What is expected
Beginning with the first entry, set down each one exactly as shown.

Excerpts from an interface dataset
#####
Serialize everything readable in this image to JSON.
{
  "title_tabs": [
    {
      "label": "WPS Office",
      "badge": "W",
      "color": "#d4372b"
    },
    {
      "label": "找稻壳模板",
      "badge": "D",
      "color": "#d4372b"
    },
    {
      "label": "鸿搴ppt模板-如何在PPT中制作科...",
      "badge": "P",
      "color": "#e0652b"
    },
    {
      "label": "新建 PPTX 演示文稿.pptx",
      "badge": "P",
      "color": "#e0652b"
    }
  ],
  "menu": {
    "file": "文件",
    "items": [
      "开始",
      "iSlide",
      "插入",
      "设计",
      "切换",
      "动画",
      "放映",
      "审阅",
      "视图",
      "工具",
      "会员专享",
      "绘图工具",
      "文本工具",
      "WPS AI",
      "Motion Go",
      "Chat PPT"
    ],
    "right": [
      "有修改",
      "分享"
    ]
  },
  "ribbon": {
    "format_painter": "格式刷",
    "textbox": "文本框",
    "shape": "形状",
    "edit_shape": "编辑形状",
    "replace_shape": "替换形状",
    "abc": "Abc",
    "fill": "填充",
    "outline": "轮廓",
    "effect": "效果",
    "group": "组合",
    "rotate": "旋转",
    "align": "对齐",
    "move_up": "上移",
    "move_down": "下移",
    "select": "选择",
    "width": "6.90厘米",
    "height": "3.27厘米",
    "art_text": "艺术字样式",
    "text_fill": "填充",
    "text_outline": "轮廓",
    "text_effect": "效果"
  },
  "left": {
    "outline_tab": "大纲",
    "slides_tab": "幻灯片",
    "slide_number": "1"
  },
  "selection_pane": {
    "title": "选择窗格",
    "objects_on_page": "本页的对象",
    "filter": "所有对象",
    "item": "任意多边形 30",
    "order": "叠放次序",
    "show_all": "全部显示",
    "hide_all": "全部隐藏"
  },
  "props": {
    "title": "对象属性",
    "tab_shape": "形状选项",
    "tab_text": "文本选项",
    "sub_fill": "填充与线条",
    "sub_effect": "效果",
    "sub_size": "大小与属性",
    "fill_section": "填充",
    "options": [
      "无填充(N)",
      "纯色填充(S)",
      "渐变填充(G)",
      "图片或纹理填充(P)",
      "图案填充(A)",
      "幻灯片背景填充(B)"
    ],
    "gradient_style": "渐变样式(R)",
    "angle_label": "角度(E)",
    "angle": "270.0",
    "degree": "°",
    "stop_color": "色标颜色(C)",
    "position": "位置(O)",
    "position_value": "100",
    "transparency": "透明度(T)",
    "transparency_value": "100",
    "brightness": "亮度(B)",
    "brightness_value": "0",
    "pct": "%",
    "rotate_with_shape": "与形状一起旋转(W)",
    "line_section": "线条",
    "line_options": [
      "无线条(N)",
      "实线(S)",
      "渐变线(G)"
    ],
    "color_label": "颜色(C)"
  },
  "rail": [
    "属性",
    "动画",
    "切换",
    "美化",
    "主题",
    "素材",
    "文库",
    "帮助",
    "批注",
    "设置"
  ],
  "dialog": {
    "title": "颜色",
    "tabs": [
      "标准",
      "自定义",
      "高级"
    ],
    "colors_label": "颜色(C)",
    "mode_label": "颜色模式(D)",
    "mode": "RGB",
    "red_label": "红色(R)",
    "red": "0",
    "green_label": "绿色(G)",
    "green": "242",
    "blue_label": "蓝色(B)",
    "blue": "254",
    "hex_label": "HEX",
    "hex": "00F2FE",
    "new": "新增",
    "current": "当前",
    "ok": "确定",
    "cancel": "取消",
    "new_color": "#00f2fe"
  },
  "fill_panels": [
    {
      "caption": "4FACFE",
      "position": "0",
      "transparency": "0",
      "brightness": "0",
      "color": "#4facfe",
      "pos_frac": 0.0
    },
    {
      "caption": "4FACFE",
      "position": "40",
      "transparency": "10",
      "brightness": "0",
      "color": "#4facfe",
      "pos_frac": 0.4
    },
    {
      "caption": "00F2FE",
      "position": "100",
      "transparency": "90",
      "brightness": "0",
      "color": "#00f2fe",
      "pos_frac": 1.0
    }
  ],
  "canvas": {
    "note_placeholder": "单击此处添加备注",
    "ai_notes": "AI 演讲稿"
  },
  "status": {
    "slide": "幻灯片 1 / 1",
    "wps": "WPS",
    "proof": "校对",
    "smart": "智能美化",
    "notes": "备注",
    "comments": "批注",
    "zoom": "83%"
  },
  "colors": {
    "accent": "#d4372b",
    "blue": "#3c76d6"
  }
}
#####
Answer to this task
Serialize everything readable in this image to JSON.
{
  "title_tabs": [
    {
      "label": "WPS Office",
      "badge": "W",
      "color": "#d4372b"
    },
    {
      "label": "找稻壳模板",
      "badge": "D",
      "color": "#d4372b"
    },
    {
      "label": "鸿搴ppt模板-如何在PPT中制作科...",
      "badge": "P",
      "color": "#e0652b"
    },
    {
      "label": "新建 PPTX 演示文稿.pptx",
      "badge": "P",
      "color": "#e0652b"
    }
  ],
  "menu": {
    "file": "文件",
    "items": [
      "开始",
      "iSlide",
      "插入",
      "设计",
      "切换",
      "动画",
      "放映",
      "审阅",
      "视图",
      "工具",
      "会员专享",
      "绘图工具",
      "文本工具",
      "WPS AI",
      "Motion Go",
      "Chat PPT"
    ],
    "right": [
      "有修改",
      "分享"
    ]
  },
  "ribbon": {
    "format_painter": "格式刷",
    "textbox": "文本框",
    "shape": "形状",
    "edit_shape": "编辑形状",
    "replace_shape": "替换形状",
    "abc": "Abc",
    "fill": "填充",
    "outline": "轮廓",
    "effect": "效果",
    "group": "组合",
    "rotate": "旋转",
    "align": "对齐",
    "move_up": "上移",
    "move_down": "下移",
    "select": "选择",
    "width": "6.90厘米",
    "height": "3.27厘米",
    "art_text": "艺术字样式",
    "text_fill": "填充",
    "text_outline": "轮廓",
    "text_effect": "效果"
  },
  "left": {
    "outline_tab": "大纲",
    "slides_tab": "幻灯片",
    "slide_number": "1"
  },
  "selection_pane": {
    "title": "选择窗格",
    "objects_on_page": "本页的对象",
    "filter": "所有对象",
    "item": "任意多边形 30",
    "order": "叠放次序",
    "show_all": "全部显示",
    "hide_all": "全部隐藏"
  },
  "props": {
    "title": "对象属性",
    "tab_shape": "形状选项",
    "tab_text": "文本选项",
    "sub_fill": "填充与线条",
    "sub_effect": "效果",
    "sub_size": "大小与属性",
    "fill_section": "填充",
    "options": [
      "无填充(N)",
      "纯色填充(S)",
      "渐变填充(G)",
      "图片或纹理填充(P)",
      "图案填充(A)",
      "幻灯片背景填充(B)"
    ],
    "gradient_style": "渐变样式(R)",
    "angle_label": "角度(E)",
    "angle": "270.0",
    "degree": "°",
    "stop_color": "色标颜色(C)",
    "position": "位置(O)",
    "position_value": "100",
    "transparency": "透明度(T)",
    "transparency_value": "100",
    "brightness": "亮度(B)",
    "brightness_value": "0",
    "pct": "%",
    "rotate_with_shape": "与形状一起旋转(W)",
    "line_section": "线条",
    "line_options": [
      "无线条(N)",
      "实线(S)",
      "渐变线(G)"
    ],
    "color_label": "颜色(C)"
  },
  "rail": [
    "属性",
    "动画",
    "切换",
    "美化",
    "主题",
    "素材",
    "文库",
    "帮助",
    "批注",
    "设置"
  ],
  "dialog": {
    "title": "颜色",
    "tabs": [
      "标准",
      "自定义",
      "高级"
    ],
    "colors_label": "颜色(C)",
    "mode_label": "颜色模式(D)",
    "mode": "RGB",
    "red_label": "红色(R)",
    "red": "0",
    "green_label": "绿色(G)",
    "green": "242",
    "blue_label": "蓝色(B)",
    "blue": "254",
    "hex_label": "HEX",
    "hex": "00F2FE",
    "new": "新增",
    "current": "当前",
    "ok": "确定",
    "cancel": "取消",
    "new_color": "#00f2fe"
  },
  "fill_panels": [
    {
      "caption": "4FACFE",
      "position": "0",
      "transparency": "0",
      "brightness": "0",
      "color": "#4facfe",
      "pos_frac": 0.0
    },
    {
      "caption": "4FACFE",
      "position": "40",
      "transparency": "10",
      "brightness": "0",
      "color": "#4facfe",
      "pos_frac": 0.4
    },
    {
      "caption": "00F2FE",
      "position": "100",
      "transparency": "90",
      "brightness": "0",
      "color": "#00f2fe",
      "pos_frac": 1.0
    }
  ],
  "canvas": {
    "note_placeholder": "单击此处添加备注",
    "ai_notes": "AI 演讲稿"
  },
  "status": {
    "slide": "幻灯片 1 / 1",
    "wps": "WPS",
    "proof": "校对",
    "smart": "智能美化",
    "notes": "备注",
    "comments": "批注",
    "zoom": "83%"
  },
  "colors": {
    "accent": "#d4372b",
    "blue": "#3c76d6"
  }
}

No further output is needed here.